▼
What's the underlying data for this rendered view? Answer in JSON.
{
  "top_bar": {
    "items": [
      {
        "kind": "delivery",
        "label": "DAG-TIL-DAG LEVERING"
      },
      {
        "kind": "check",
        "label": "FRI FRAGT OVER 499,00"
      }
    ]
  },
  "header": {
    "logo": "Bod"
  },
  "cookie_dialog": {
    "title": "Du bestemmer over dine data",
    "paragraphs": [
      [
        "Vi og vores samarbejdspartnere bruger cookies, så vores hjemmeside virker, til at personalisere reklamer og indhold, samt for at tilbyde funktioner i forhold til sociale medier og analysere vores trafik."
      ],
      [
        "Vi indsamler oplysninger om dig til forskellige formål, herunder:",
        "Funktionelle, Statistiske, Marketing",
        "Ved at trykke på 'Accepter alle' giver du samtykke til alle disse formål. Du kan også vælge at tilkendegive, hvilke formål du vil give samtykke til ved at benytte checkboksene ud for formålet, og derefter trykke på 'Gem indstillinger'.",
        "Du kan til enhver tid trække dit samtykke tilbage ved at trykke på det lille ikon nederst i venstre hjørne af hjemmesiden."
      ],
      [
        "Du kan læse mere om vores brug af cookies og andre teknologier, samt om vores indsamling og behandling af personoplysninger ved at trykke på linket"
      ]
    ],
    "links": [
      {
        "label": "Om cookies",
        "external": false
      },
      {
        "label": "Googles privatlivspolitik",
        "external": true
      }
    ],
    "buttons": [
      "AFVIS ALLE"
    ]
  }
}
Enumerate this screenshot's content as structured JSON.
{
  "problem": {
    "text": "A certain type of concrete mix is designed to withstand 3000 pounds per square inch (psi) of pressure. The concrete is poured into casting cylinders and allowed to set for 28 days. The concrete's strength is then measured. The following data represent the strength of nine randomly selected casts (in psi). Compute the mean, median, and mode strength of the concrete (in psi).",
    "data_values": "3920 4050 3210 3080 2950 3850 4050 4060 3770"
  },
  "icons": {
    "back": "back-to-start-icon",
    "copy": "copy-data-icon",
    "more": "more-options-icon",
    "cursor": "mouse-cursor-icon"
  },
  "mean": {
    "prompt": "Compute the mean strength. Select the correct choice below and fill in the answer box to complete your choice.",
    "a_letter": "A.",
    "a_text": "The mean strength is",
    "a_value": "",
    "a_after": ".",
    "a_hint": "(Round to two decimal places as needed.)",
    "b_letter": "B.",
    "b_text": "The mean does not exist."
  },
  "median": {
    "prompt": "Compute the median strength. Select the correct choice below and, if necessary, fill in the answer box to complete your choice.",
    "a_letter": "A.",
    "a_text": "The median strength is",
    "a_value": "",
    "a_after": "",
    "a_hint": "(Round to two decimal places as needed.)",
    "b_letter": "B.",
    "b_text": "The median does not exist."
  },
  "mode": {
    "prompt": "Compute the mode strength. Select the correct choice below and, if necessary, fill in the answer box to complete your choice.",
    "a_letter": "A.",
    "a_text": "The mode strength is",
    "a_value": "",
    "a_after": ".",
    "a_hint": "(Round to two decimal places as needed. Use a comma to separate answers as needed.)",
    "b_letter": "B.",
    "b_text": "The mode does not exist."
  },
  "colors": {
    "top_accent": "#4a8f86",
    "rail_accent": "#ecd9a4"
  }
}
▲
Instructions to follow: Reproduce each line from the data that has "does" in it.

Task result:
    "b_text": "The mean does not exist."
    "b_text": "The median does not exist."
    "b_text": "The mode does not exist."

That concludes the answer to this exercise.